Start of Block

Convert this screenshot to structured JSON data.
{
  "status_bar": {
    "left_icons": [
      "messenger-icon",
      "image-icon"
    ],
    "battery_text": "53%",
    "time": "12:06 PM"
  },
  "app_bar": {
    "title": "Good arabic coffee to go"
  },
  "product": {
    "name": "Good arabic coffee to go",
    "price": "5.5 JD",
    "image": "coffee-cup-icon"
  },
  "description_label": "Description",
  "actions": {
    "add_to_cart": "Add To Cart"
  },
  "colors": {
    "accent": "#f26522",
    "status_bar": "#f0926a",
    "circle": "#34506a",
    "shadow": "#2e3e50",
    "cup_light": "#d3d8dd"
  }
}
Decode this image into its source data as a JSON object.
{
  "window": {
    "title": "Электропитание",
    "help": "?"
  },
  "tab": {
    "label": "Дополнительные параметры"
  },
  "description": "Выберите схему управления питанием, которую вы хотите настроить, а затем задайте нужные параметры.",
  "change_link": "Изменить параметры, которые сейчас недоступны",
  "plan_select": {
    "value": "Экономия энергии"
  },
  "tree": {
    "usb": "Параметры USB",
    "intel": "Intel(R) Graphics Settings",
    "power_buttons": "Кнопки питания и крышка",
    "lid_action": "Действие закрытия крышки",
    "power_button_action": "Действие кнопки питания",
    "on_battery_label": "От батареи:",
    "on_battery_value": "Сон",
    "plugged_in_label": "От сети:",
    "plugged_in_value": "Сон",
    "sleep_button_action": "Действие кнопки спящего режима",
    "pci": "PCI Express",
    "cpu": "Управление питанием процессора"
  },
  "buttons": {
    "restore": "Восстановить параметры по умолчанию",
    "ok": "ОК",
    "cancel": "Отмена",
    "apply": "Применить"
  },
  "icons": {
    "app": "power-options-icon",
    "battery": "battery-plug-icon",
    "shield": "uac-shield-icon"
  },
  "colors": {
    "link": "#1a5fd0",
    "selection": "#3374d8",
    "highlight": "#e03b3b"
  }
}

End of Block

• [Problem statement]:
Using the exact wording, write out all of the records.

• [Answer section]:
Convert this screenshot to structured JSON data.
{
  "status_bar": {
    "left_icons": [
      "messenger-icon",
      "image-icon"
    ],
    "battery_text": "53%",
    "time": "12:06 PM"
  },
  "app_bar": {
    "title": "Good arabic coffee to go"
  },
  "product": {
    "name": "Good arabic coffee to go",
    "price": "5.5 JD",
    "image": "coffee-cup-icon"
  },
  "description_label": "Description",
  "actions": {
    "add_to_cart": "Add To Cart"
  },
  "colors": {
    "accent": "#f26522",
    "status_bar": "#f0926a",
    "circle": "#34506a",
    "shadow": "#2e3e50",
    "cup_light": "#d3d8dd"
  }
}
Decode this image into its source data as a JSON object.
{
  "window": {
    "title": "Электропитание",
    "help": "?"
  },
  "tab": {
    "label": "Дополнительные параметры"
  },
  "description": "Выберите схему управления питанием, которую вы хотите настроить, а затем задайте нужные параметры.",
  "change_link": "Изменить параметры, которые сейчас недоступны",
  "plan_select": {
    "value": "Экономия энергии"
  },
  "tree": {
    "usb": "Параметры USB",
    "intel": "Intel(R) Graphics Settings",
    "power_buttons": "Кнопки питания и крышка",
    "lid_action": "Действие закрытия крышки",
    "power_button_action": "Действие кнопки питания",
    "on_battery_label": "От батареи:",
    "on_battery_value": "Сон",
    "plugged_in_label": "От сети:",
    "plugged_in_value": "Сон",
    "sleep_button_action": "Действие кнопки спящего режима",
    "pci": "PCI Express",
    "cpu": "Управление питанием процессора"
  },
  "buttons": {
    "restore": "Восстановить параметры по умолчанию",
    "ok": "ОК",
    "cancel": "Отмена",
    "apply": "Применить"
  },
  "icons": {
    "app": "power-options-icon",
    "battery": "battery-plug-icon",
    "shield": "uac-shield-icon"
  },
  "colors": {
    "link": "#1a5fd0",
    "selection": "#3374d8",
    "highlight": "#e03b3b"
  }
}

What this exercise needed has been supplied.